§ **Exercise description**
Find every line of the listing below where "time" appears, and copy it.

::: Listed entries

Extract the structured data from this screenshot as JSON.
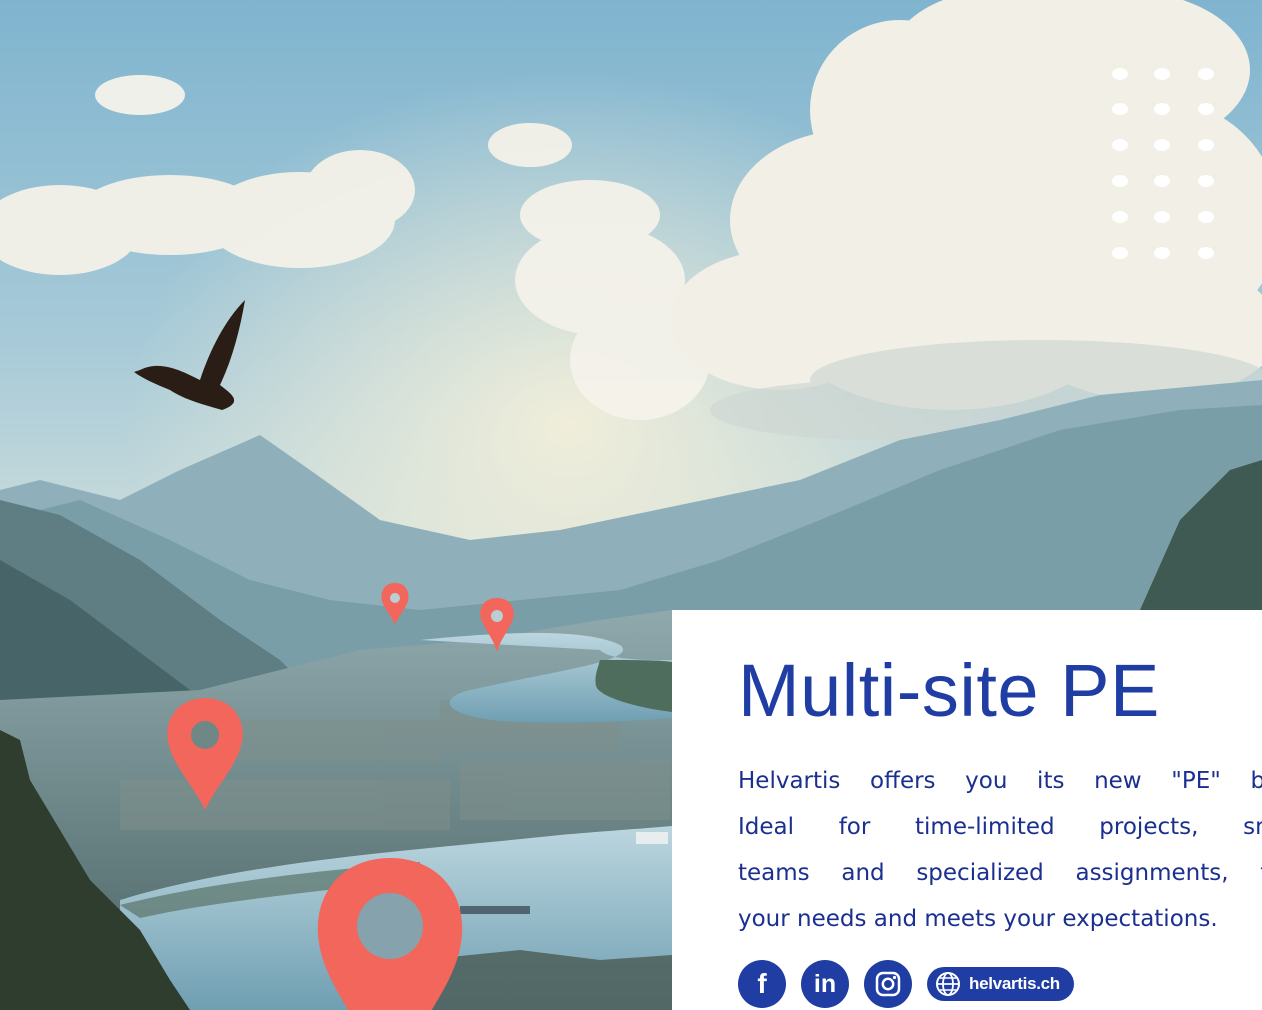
{
  "card": {
    "title": "Multi-site PE",
    "body_lines": [
      "Helvartis offers you its new \"PE\" busi",
      "Ideal for time-limited projects, smal",
      "teams and specialized assignments, the",
      "your needs and meets your expectations."
    ]
  },
  "social": {
    "facebook_label": "f",
    "linkedin_label": "in",
    "website_label": "helvartis.ch"
  },
  "colors": {
    "brand_blue": "#1f3da3",
    "pin_red": "#f2665b",
    "card_bg": "#ffffff"
  },
  "icons": [
    "facebook-icon",
    "linkedin-icon",
    "instagram-icon",
    "globe-icon",
    "location-pin-icon",
    "bird-icon"
  ]
}
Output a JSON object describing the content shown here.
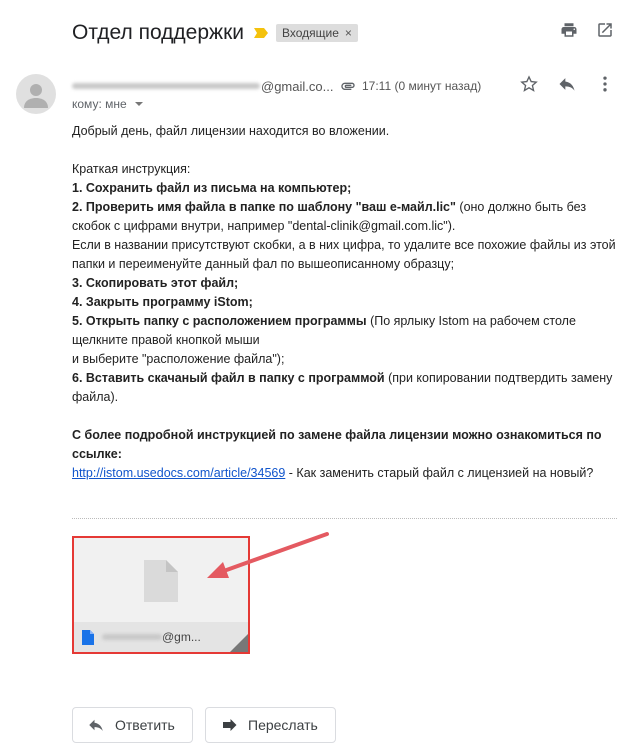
{
  "header": {
    "subject": "Отдел поддержки",
    "label": "Входящие",
    "label_close": "×"
  },
  "sender": {
    "email_suffix": "@gmail.co...",
    "time": "17:11 (0 минут назад)",
    "recipient": "кому: мне"
  },
  "message": {
    "greeting": "Добрый день, файл лицензии находится во вложении.",
    "intro": "Краткая инструкция:",
    "step1": "1. Сохранить файл из письма на компьютер;",
    "step2_bold": "2. Проверить имя файла в папке по шаблону \"ваш е-майл.lic\"",
    "step2_rest": " (оно должно быть без скобок с цифрами внутри, например \"dental-clinik@gmail.com.lic\").",
    "step2_note": "Если в названии присутствуют скобки, а в них цифра, то удалите все похожие файлы из этой папки и переименуйте данный фал по вышеописанному образцу;",
    "step3": "3. Скопировать этот файл;",
    "step4": "4. Закрыть программу iStom;",
    "step5_bold": "5. Открыть папку с расположением программы",
    "step5_rest": " (По ярлыку Istom на рабочем столе щелкните правой кнопкой мыши",
    "step5_cont": "и выберите \"расположение файла\");",
    "step6_bold": "6. Вставить скачаный файл в папку с программой",
    "step6_rest": " (при копировании подтвердить замену файла).",
    "more_info": "С более подробной инструкцией по замене файла лицензии можно ознакомиться по ссылке:",
    "link": "http://istom.usedocs.com/article/34569",
    "link_desc": " - Как заменить старый файл с лицензией на новый?"
  },
  "attachment": {
    "name_suffix": "@gm..."
  },
  "actions": {
    "reply": "Ответить",
    "forward": "Переслать"
  },
  "colors": {
    "highlight_border": "#e53935",
    "arrow": "#e45a61",
    "link": "#1155cc",
    "important_marker": "#f4c20d"
  }
}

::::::

§ **Exercise answer**
      "Ideal for time-limited projects, smal",
    "time": "17:11 (0 минут назад)",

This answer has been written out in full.